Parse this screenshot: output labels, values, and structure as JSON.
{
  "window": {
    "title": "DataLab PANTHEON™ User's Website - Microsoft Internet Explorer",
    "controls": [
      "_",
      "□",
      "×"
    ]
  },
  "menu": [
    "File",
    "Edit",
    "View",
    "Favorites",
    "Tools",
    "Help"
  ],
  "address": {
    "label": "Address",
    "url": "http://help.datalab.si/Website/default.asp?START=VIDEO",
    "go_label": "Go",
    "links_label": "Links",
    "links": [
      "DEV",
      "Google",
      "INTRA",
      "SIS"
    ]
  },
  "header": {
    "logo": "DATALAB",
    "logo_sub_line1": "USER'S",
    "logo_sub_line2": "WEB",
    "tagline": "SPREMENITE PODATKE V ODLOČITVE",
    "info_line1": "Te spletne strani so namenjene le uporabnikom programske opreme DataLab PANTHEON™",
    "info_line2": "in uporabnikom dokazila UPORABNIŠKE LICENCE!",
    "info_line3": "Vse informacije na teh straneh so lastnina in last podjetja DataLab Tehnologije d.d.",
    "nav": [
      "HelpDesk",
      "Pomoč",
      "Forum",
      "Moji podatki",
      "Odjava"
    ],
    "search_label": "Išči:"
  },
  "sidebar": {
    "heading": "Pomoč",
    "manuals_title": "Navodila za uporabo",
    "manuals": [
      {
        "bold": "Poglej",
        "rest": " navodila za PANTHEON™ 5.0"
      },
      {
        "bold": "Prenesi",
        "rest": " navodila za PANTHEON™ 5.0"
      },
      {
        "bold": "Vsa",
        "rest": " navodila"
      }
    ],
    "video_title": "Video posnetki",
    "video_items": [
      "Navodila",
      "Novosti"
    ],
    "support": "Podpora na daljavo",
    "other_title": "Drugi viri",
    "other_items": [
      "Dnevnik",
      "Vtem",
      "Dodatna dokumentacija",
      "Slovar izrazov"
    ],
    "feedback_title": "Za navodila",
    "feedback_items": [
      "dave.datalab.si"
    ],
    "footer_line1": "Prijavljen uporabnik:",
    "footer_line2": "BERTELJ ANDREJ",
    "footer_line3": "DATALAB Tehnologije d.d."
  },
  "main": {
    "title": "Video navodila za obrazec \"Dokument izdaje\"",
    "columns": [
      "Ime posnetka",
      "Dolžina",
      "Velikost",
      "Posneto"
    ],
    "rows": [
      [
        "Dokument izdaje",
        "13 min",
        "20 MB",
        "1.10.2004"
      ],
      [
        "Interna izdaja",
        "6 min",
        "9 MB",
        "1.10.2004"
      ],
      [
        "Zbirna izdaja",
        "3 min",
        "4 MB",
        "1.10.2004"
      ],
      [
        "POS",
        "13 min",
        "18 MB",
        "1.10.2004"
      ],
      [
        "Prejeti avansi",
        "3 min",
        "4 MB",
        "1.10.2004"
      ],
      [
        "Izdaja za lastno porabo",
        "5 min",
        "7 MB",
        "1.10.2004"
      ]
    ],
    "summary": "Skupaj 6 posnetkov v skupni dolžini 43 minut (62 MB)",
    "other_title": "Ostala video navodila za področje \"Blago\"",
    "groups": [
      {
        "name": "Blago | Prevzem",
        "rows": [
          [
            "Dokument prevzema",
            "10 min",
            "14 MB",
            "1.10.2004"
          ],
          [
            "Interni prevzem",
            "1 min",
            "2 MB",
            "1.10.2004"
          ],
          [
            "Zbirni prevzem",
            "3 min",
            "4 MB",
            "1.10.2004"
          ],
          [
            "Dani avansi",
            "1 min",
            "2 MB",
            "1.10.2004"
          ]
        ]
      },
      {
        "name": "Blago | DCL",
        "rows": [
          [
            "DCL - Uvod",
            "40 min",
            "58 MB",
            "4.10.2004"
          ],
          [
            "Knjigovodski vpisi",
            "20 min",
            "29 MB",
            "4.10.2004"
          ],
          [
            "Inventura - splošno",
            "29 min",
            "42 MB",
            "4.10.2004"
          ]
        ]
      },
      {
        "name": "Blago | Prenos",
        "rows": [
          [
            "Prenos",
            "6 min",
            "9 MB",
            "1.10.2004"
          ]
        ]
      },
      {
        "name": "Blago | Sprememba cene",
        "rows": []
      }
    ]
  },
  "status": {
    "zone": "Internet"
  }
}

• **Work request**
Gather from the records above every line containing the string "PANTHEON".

• **Answer to this exercise**
    "title": "DataLab PANTHEON™ User's Website - Microsoft Internet Explorer",
    "info_line1": "Te spletne strani so namenjene le uporabnikom programske opreme DataLab PANTHEON™",
        "rest": " navodila za PANTHEON™ 5.0"
        "rest": " navodila za PANTHEON™ 5.0"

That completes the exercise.